A handful of donors sit calmly in chairs giving blood and platelets in the front of the blood center as The Price Is Right plays on nearby TVs. It’s a quiet, serene atmosphere.
But further back in the Christiana facility, vials of donated blood and platelet samples are moving rapidly along an automated track system.
The vials are labeled with bar codes that are read by sensors on the track. The samples are then sent down the line to a location spelled out in the track’s computers. Another machine un-caps or recaps the samples. Some go to centrifuges to be spun. Others are discarded.
Previously, all this testing prep work had been done by hand. A much, much more time consuming process for the tests needed on hundreds of donations. “About 350 donors per day is what takes us to keep our hospitals in supply,” said Blood Bank Director of Marketing and Community Relations Michael Waite.
“The industry is changing drastically, and it’s hard to keep up,” said Lead Executive for Laboratory Services and Distribution Christopher Nare, noting that a number of blood centers around the country have shut down. “If we don’t continue to change and adapt, we won’t be able to be here long term for the community.”

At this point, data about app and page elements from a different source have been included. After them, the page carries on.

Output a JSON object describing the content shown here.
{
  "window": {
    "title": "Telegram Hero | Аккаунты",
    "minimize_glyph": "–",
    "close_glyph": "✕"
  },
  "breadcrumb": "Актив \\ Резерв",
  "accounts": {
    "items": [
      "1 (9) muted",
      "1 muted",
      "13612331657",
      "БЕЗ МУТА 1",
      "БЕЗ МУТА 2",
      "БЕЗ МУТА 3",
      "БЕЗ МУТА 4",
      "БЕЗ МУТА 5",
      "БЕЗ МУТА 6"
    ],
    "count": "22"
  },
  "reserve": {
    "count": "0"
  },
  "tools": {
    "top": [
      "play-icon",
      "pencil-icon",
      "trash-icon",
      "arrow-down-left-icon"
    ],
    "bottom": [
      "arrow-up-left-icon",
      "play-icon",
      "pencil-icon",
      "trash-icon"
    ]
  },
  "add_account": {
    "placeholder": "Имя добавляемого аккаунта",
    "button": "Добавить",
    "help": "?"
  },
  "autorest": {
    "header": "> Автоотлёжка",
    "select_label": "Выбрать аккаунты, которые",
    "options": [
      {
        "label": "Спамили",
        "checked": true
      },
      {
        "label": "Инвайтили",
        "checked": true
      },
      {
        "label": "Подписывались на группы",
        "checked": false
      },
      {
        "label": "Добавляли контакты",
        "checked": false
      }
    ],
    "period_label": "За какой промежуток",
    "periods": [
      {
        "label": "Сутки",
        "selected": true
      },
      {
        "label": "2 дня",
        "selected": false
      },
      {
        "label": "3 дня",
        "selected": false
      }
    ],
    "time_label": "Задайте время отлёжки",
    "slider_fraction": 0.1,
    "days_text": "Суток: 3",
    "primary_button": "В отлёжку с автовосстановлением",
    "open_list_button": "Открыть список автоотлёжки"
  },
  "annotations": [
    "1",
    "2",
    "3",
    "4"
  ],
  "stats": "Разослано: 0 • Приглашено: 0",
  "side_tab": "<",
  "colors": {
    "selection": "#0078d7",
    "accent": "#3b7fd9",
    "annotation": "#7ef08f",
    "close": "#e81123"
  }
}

Nare has led the charge to make the Blood Bank of Delmarva a leader in innovation. “We are the first blood center in the country to have an automated track in a donor screening lab,” Nare said. “It allows us to be more efficient, more competitive, and position ourselves to be a regional testing provider for not only Blood Bank of Delmarva, but other blood providers in the area.”
With that efficiency, Nare hopes to expand the Blood Bank’s footprint beyond the Delmarva Peninsula.
“If you look at where blood bank of Delmarva is located along the I-95 corridor and the proximity that we have to multiple airports in the region, if you just kind of look at the next 3 to 4 states, there’s anywhere from 350,000 to 500,000 blood donor samples that we could be testing here that aren’t being done here,” Nare said. He’s hopeful the improved efficiency provided by the automated track system will enable BBD to draw some of those samples from other blood centers.
In addition to the track system, the Blood Bank is also one of the first to utilize INTERCEPT, a new technology that uses ultraviolet light and Psoralen, a compound found in celery, to neutralize pathogens in donated platelets.
“They’ve used Psoralen with ultraviolet light that can inactivate those pathogens and keep them from growing and multiplying,” Nare said. “It essentially makes the platelet product safer and minimizes the chance that a patient can get some kind of bacterial pathogen infection from the platelet product.”
“All of this is driven for one thing and one thing only, and that’s patient safety, donor safety,” Waite said.
Being able to inactivate pathogens in the platelets also has another benefit. “It moves from trying to test for everything or continuing to add tests,” Nare said. “I think over time we’ll be doing less tests.”
The INTERCEPT treatment could also enable donated platelets to stay on hospital shelves longer, extending the supply. “That could be a game changer,” Waite said. “That could take that five day window and increase it to seven days. And you can imagine with 48 hours more, with an opportunity to use that product, the big difference it could make.”
January is National Blood Donor Month, and the Blood Bank of Delmarva says out of 35 percent of the population who are eligible to donate, just 4 or 5 percent roll up their sleeves to give. They obviously would like to see that number increase and say they’re willing to answer any questions or concerns people may have about being a blood donor.